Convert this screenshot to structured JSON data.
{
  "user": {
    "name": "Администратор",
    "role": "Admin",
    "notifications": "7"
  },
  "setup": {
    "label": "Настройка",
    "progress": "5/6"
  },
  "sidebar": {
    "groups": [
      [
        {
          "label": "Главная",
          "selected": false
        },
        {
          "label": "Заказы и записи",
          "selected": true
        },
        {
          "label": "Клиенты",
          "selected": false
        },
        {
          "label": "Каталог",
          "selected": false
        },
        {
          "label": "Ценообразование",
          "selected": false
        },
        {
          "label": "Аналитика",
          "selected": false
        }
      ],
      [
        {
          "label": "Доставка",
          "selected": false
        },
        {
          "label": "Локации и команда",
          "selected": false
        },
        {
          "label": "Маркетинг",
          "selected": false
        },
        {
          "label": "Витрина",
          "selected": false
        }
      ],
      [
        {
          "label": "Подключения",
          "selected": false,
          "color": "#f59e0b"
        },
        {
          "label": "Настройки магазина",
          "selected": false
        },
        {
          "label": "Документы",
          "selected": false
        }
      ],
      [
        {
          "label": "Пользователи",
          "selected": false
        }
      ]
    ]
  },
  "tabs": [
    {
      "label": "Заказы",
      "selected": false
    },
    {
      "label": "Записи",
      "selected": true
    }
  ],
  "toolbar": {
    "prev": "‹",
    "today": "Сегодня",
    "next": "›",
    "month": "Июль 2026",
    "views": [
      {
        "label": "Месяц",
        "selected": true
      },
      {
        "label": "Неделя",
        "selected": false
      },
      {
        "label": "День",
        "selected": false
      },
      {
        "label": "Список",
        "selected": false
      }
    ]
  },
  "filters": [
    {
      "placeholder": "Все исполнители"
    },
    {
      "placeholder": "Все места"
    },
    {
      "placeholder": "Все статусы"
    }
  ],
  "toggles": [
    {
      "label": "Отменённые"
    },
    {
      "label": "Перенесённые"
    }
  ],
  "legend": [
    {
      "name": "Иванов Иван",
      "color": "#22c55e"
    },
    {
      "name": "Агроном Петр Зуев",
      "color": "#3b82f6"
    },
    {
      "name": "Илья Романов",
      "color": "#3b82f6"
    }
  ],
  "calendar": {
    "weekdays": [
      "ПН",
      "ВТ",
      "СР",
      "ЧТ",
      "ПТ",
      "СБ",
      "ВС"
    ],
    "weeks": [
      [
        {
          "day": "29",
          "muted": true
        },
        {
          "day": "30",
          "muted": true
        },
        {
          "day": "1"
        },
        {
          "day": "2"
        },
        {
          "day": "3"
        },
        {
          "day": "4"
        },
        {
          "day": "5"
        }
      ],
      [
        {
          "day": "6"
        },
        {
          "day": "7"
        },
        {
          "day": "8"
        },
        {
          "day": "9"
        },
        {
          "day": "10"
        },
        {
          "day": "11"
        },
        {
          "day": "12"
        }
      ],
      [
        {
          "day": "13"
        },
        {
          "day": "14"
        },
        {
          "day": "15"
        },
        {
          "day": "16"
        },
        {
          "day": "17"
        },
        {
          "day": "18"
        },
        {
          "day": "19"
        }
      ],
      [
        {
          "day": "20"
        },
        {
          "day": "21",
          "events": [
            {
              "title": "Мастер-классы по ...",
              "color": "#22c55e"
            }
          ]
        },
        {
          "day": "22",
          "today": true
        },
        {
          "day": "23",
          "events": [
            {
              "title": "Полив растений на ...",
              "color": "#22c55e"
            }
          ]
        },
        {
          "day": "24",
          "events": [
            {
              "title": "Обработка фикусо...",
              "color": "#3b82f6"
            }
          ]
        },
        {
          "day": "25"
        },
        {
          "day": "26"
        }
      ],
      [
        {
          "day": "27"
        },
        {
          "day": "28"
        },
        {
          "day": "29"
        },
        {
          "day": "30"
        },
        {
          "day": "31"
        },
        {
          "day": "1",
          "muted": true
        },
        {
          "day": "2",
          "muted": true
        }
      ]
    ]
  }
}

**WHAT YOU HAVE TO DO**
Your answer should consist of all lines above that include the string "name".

**RESULT**
    "name": "Администратор",
      "name": "Иванов Иван",
      "name": "Агроном Петр Зуев",
      "name": "Илья Романов",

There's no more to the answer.